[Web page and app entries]
==*==

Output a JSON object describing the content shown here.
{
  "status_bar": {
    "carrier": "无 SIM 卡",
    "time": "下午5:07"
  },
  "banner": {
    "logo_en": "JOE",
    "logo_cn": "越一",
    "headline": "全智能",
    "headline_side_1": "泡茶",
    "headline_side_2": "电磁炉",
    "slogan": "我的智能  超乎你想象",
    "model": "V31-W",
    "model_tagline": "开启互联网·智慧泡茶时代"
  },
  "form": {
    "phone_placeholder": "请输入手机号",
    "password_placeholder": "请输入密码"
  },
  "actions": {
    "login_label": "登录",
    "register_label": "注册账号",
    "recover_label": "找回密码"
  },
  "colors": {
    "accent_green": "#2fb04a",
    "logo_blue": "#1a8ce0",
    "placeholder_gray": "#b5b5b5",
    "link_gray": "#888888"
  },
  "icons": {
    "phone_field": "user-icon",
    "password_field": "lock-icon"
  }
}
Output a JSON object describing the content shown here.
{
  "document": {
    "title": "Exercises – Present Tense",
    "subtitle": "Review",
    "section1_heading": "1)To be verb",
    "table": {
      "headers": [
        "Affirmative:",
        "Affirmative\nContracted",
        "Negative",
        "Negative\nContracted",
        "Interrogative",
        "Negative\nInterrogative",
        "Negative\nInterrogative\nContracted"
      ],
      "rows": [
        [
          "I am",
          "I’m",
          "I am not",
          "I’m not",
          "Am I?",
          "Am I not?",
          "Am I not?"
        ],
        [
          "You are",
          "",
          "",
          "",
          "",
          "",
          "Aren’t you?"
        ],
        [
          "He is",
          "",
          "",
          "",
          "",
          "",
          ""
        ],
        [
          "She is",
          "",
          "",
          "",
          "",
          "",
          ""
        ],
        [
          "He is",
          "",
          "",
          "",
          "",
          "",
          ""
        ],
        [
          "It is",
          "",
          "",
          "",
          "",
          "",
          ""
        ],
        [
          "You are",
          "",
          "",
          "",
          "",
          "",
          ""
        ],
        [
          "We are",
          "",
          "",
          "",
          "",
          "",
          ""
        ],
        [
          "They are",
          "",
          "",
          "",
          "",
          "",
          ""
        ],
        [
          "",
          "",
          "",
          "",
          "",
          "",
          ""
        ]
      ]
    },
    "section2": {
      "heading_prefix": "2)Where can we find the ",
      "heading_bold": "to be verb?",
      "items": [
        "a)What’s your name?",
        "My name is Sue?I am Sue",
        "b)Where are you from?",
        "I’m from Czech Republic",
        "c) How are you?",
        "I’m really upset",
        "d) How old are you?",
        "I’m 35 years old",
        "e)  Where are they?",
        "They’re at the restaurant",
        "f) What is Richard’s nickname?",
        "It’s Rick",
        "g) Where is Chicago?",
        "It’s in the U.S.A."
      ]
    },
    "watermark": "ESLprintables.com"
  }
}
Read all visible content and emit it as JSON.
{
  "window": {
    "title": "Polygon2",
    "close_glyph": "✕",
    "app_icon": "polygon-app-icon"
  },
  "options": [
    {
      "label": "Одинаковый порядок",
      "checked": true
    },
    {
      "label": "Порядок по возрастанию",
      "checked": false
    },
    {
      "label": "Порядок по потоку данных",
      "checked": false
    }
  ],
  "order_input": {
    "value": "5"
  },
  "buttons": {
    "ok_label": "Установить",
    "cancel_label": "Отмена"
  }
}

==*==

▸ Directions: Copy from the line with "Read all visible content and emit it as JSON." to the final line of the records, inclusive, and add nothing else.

▸ Solution for this exercise:
Read all visible content and emit it as JSON.
{
  "window": {
    "title": "Polygon2",
    "close_glyph": "✕",
    "app_icon": "polygon-app-icon"
  },
  "options": [
    {
      "label": "Одинаковый порядок",
      "checked": true
    },
    {
      "label": "Порядок по возрастанию",
      "checked": false
    },
    {
      "label": "Порядок по потоку данных",
      "checked": false
    }
  ],
  "order_input": {
    "value": "5"
  },
  "buttons": {
    "ok_label": "Установить",
    "cancel_label": "Отмена"
  }
}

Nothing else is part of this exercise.